The International Monetary Fund today announced a $14-$18 billion bailout for Ukraine to avert bankruptcy for the crisis-hit country amid its escalating standoff with Russia.

The agreement in principle, worth the equivalent of €10.8-13.1 billion, is tied to tough reform conditions which will have a big impact on the Ukrainian economy and people. 

The Fund's Ukrainian mission chief Nikolai Georgiyev said the rescue would form the central part of a broader package released by other governments and agencies.

This would amount to $27 billion (€19.6 billion) over the next two years.

Georgiyev said the actual size of the "standby agreement" would be determined only once the new Western-backed leaders of Ukraine implemented the reforms the Fund had sought in vain from the cabinet of Kremlin-backed president Viktor Yanukovych.

That government was toppled in February by three months of protests.

"The programme will be approved by the IMF board when the steps that I mentioned are implemented," Georgiyev told reporters after holding a decisive round of talks with Ukrainian President Arseniy Yatsenyuk yesterday.

The package announced by the Fund is only slightly smaller than that $15-20 billion (€10.9-14.5 billion) requested by the former Soviet state's new leaders when Georgiyev's mission first arrived in Kiev on March 4.

The Fund has made an immediate end to Ukraine's costly gas subsidies one of its main conditions for the programme's approval.

It also wants the central bank to stop propping up the Ukrainian currency and for the government to cut down on corruption and red tape.

Georgiyev called these two steps as a more committed effort to fight bureaucratic red tape and state corruption "the foundation for stable and sustainable growth".

The IMF programme was announced one day after the Ukraine's state energy company Naftogaz said it would increase domestic heating gas prices by 50% on May 1. 

Naftogaz added that rates for district heating companies would go up by 40% on July 1 and that further rate increases were likely in the coming years.

Ukraine's central bank has already limited its currency interventions - a decision that has seen the hryvnia lose more than a quarter of its value against the dollar since the start of the year.

The IMF programme's formal approval in April will set in motion the release of further assistance from both Washington and the European Union.

Yatsenyuk said he expected European Union officials to send €1.6 billion to Kiev within two months of approval of the loan deal.

The US has also pledged $1 billion (€720m) in loan guarantees while Japan has promised up to $1.5 billion (€1.1 billion).

Economist believe that the IMF decided to move faster than it may have initially wanted out of concern that the Ukrainian government could become insolvent within a matter of months.

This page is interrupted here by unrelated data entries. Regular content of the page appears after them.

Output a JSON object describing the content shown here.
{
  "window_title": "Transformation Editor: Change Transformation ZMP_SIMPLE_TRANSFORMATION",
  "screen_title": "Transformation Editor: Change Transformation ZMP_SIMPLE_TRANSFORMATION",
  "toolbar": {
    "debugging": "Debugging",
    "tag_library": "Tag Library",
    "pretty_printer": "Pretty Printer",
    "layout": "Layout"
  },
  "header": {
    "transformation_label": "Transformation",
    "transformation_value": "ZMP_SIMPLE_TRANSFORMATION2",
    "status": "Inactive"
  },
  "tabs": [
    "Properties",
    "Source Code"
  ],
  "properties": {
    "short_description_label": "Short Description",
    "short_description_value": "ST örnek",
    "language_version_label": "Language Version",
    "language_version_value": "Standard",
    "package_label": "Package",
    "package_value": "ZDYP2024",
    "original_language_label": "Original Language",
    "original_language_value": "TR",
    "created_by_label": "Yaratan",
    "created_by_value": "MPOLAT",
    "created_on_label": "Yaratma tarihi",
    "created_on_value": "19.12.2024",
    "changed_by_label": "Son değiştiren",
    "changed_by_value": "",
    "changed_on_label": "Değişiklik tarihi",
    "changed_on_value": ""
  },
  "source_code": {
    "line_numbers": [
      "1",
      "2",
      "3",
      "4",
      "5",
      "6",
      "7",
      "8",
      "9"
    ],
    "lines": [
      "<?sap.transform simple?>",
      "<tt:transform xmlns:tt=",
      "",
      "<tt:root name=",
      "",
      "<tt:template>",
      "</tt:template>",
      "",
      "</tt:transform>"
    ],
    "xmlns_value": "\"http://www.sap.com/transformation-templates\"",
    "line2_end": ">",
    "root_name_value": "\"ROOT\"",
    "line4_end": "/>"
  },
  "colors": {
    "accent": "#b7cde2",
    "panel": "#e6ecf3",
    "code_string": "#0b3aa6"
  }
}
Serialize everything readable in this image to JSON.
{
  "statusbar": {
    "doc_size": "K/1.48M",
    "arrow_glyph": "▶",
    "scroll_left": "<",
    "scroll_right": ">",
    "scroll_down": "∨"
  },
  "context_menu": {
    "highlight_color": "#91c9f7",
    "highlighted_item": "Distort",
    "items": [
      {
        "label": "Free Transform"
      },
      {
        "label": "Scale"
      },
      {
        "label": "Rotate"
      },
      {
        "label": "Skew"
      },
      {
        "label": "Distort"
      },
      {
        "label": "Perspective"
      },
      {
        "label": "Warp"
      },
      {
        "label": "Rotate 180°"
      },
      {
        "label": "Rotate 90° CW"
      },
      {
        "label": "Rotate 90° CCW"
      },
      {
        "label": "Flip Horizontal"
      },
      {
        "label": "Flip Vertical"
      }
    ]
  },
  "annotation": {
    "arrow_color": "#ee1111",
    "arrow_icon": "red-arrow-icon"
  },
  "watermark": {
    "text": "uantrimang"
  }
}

Ukraine's fast-depleting reserves - spent the previous years on propping up the currency at artificially high rates in order to avoid public discontent - had reached levels sufficient to cover just two months of imports. It also owes billion of dollars in foreign debt payment coming due within the next few months.